Often referred to as the "Mysterious Virgin", Anegada takes its name from the Spanish word meaning "drowned" or "flooded". Lying 20mi/32km northeast of Tortola, Anegada is the only British Virgin Island that is comprised of limestone and coral.
Other qualities that make for Anegada's mysteriousness are the flatness of the terrain (highest point 28ft/8m above sea level) and the several deep natural wells, or "shelf holes", that fill up with fresh water. Anegada is at the windward edge of an undersea plateau that supports the islands. The North Drop area is home to huge schools of fish such as blue marlin and blackfin tuna and is ideal for deep-sea fishing.Anegada covers 15sq.mi/39sq.km surrounded by a maze of coral reef that extends for many miles/kilometers off the shore. This reef off Anegada creates ideal opportunities for reef and bonefishing. The island is so low that many mariners cannot see Anegada until caught in the reef, a fate that has caused more than 300 ships to sink off the coast of the island. There are more wrecks off Anegada than anywhere else in the Caribbean, and they now host colorful marine life offering some of the best diving sites in the world.The landscape of Anegada features salt ponds, blooming cacti, wild orchids and century plants. Wildlife found on the island includes flamingos and other bird species, the rare rock iguana, and some 2,000 wild goats, donkeys and cattle. The BVI National Parks Trust protects almost the entire interior of the island from development.Christopher Columbus seemed to have missed Anegada upon his discovery of the other British Virgin Islands in 1493. Taíno and Carib Indians used Anegada for fishing and the collection of freshwater. Early English settlers attempted to establish cotton plantations, however the crops failed due to the arid, windswept weather and unsuitable soil conditions. Throughout the 17th C, many legendary pirates such as Billy Bones and Normand stopped on Anegada.Today, Anegada's small population of people largely make their living from lobster and conch fishing. The development of the tourist facilities, including an airport, campground, several guest cottages and a hotel, took place in the 1960s and 70s. Anegada remains an attractive destination for adventure travellers rather than those looking for a resort-type vacation.
Pat's Pottery on Anegada displays the work of local artists Pat Faulkner. Her works include hand painted piece of a wide variety of household items, most of which is kitchen wear. Pat has two outlets; her studio at Nutmeg Point and another shop at Soper's Hole on the West End.
The Settlement, British Virgin Islands
The Settlement is a quintessential West Indian village found in an almost treeless area on the southwest corner of Anegada. Roaming chickens and goats, hurricane-damaged structures and dead cars can be seen among the small grouping of houses and small businesses.
Settlement - Iguana Hatchery
The British Virgin Islands National Parks Trust manages the Iguana Hatchery, a project to protect the endangered rock iguanas from predators. Young lizards are kept in cages and wild rock iguanas are radio-tagged to track their movements around the island.

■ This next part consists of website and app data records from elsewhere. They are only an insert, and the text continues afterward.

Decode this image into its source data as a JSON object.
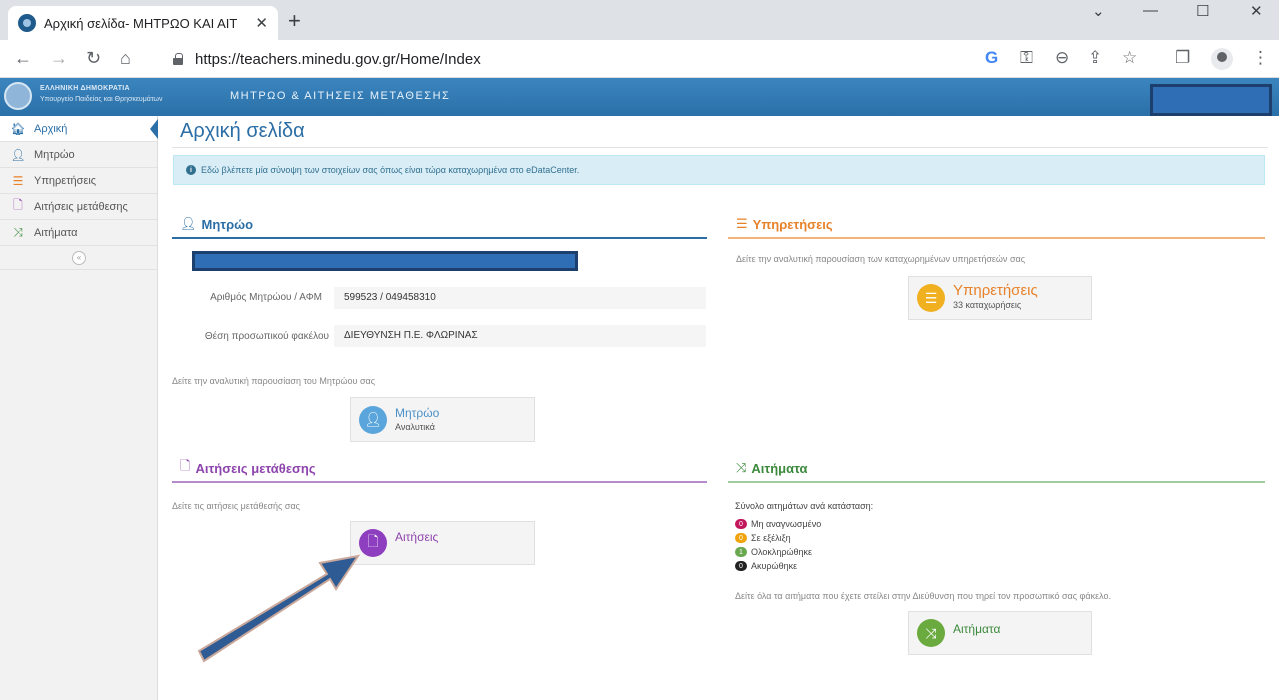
{
  "browser": {
    "tab_title": "Αρχική σελίδα- ΜΗΤΡΩΟ ΚΑΙ ΑΙΤ",
    "tab_close": "✕",
    "new_tab": "+",
    "url": "https://teachers.minedu.gov.gr/Home/Index"
  },
  "header": {
    "logo_line1": "ΕΛΛΗΝΙΚΗ ΔΗΜΟΚΡΑΤΙΑ",
    "logo_line2": "Υπουργείο Παιδείας και Θρησκευμάτων",
    "app_title": "ΜΗΤΡΩΟ & ΑΙΤΗΣΕΙΣ ΜΕΤΑΘΕΣΗΣ"
  },
  "sidebar": {
    "items": [
      {
        "label": "Αρχική",
        "icon": "home-icon",
        "active": true
      },
      {
        "label": "Μητρώο",
        "icon": "user-icon"
      },
      {
        "label": "Υπηρετήσεις",
        "icon": "list-icon"
      },
      {
        "label": "Αιτήσεις μετάθεσης",
        "icon": "file-icon"
      },
      {
        "label": "Αιτήματα",
        "icon": "shuffle-icon"
      }
    ],
    "collapse_icon": "«"
  },
  "main": {
    "page_title": "Αρχική σελίδα",
    "alert_icon": "i",
    "alert_text": "Εδώ βλέπετε μία σύνοψη των στοιχείων σας όπως είναι τώρα καταχωρημένα στο eDataCenter.",
    "registry": {
      "heading": "Μητρώο",
      "fields": [
        {
          "label": "Αριθμός Μητρώου / ΑΦΜ",
          "value": "599523 / 049458310"
        },
        {
          "label": "Θέση προσωπικού φακέλου",
          "value": "ΔΙΕΥΘΥΝΣΗ Π.Ε. ΦΛΩΡΙΝΑΣ"
        }
      ],
      "hint": "Δείτε την αναλυτική παρουσίαση του Μητρώου σας",
      "tile_main": "Μητρώο",
      "tile_sub": "Αναλυτικά"
    },
    "services": {
      "heading": "Υπηρετήσεις",
      "hint": "Δείτε την αναλυτική παρουσίαση των καταχωρημένων υπηρετήσεών σας",
      "tile_main": "Υπηρετήσεις",
      "tile_sub": "33 καταχωρήσεις"
    },
    "transfers": {
      "heading": "Αιτήσεις μετάθεσης",
      "hint": "Δείτε τις αιτήσεις μετάθεσής σας",
      "tile_main": "Αιτήσεις"
    },
    "requests": {
      "heading": "Αιτήματα",
      "summary": "Σύνολο αιτημάτων ανά κατάσταση:",
      "statuses": [
        {
          "count": "0",
          "label": "Μη αναγνωσμένο",
          "color": "#c2185b"
        },
        {
          "count": "0",
          "label": "Σε εξέλιξη",
          "color": "#f0a30a"
        },
        {
          "count": "1",
          "label": "Ολοκληρώθηκε",
          "color": "#6aa84f"
        },
        {
          "count": "0",
          "label": "Ακυρώθηκε",
          "color": "#222222"
        }
      ],
      "hint": "Δείτε όλα τα αιτήματα που έχετε στείλει στην Διεύθυνση που τηρεί τον προσωπικό σας φάκελο.",
      "tile_main": "Αιτήματα"
    }
  },
  "colors": {
    "header_blue": "#2f75ad",
    "registry": "#2b6ea6",
    "services": "#e8822a",
    "transfers": "#8e44ad",
    "requests": "#3c8a3c"
  }
}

Captain Auguste George Airport
Captain Auguste George Airport lies 1mi/1.6km north of The Settlement in the center of the Anegada. There are regular flights between Anegada and Tortola.
Flash of Beauty Beach
Flash of Beauty Beach is a good snorkeling location with coral and and clear water. Just off the beach is a small restaurant.